Android and Desktop app Kotlin compilation process comparisons - Java Virtual machine(JVM), Dalvik Virtual Machine(DVM) and Android Runtime(ART)
Have you ever wondered what happens when you compile your Kotlin source code?
The Kotlin Compiler doesn't convert your code to machine code directly, but it converts your code to bytecode instead.
Then, the Kotlin Interpreter/Virtual Machine converts the bytecode to machine code during run-time/installation time.
In the desktop app, the Kotlin interpreter is called Java Virtual machine (JVM).
The JVM compiles the Java bytecode(*.class) to machine code when the app is launched. This is called the Just-in-time (JIT) compilation.
In the Android app, the Kotlin Interpreter is called Dalvik Virtual Machine (DVM). It is similar to JVM except it doesn't read in Java Bytecode but Dalvik bytecode.
So there is one additional layer where the DEX Compiler (DX) compiles the Java bytecode into Dalvik bytecode(*.dex).
Then, Dalvik Virtual Machine (DVM) compiles the Dalvik bytecode into machine code when the app is launched. So the DVM is also a Just-in-time compilation.
After Android KitKat / Version 4.4 / API Level 19 was introduced in 2013, the Dalvik Virtual Machine (DVM) is replaced by Android Runtime(ART).
ART is similar to DVM except it compiles the Dalvik bytecode to machine code during app installation.
This is called the Ahead-of-time compilation. The benefit is it runs faster during app launching at the expense of executable file size.
Well, this is just a high-level diagram to show the Android app compilation process. I was not completely aware of this compilation process before, which I believe is a super important concept for all Android app developers to understand.
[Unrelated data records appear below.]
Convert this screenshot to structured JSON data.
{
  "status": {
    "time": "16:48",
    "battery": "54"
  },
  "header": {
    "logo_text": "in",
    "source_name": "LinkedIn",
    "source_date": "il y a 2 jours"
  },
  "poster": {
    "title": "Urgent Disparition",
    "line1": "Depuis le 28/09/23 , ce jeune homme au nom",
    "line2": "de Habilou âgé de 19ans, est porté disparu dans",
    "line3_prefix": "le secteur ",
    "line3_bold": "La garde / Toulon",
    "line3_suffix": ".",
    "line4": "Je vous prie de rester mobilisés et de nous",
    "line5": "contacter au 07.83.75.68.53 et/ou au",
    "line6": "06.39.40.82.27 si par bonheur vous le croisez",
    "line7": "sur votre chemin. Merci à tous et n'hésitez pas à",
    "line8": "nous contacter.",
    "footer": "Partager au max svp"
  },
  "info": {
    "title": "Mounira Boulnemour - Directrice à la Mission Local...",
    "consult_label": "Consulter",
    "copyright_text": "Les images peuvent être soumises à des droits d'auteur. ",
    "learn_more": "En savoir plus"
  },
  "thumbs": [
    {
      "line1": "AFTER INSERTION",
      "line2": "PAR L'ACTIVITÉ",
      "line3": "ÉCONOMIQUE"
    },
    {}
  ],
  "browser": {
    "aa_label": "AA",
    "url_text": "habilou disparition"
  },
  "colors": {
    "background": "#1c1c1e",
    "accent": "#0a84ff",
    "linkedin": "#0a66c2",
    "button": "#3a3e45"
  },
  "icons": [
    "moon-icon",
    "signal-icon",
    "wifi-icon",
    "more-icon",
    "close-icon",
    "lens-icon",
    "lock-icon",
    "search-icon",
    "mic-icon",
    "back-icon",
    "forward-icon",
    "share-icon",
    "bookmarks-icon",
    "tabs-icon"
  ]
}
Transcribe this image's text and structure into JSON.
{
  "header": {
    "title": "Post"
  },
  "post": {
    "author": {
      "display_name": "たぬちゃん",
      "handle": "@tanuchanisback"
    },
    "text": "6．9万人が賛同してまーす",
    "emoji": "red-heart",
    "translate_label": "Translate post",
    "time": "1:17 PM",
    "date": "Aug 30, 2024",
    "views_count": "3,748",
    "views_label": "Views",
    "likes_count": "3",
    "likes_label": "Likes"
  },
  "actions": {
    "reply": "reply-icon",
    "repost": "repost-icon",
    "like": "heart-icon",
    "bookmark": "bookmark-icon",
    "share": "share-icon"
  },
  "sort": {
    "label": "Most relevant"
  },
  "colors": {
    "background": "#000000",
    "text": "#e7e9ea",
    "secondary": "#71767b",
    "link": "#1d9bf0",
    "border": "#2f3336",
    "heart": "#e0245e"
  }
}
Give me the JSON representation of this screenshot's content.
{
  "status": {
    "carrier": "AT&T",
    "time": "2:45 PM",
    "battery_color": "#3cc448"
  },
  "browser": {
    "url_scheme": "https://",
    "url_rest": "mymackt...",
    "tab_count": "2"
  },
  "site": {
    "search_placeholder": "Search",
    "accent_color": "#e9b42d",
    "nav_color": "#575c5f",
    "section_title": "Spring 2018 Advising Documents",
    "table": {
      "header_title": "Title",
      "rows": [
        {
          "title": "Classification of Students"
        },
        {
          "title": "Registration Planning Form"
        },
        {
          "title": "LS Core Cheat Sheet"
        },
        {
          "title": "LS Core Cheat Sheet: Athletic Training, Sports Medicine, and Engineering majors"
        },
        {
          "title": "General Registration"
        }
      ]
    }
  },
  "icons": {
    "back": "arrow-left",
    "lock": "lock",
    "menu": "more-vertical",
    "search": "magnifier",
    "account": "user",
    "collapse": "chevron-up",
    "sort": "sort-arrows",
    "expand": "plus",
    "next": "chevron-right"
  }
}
For more details about ART (which you don't need to know), you can refer to the official documentation here.
Originally published at https://vtsen.hashnode.dev.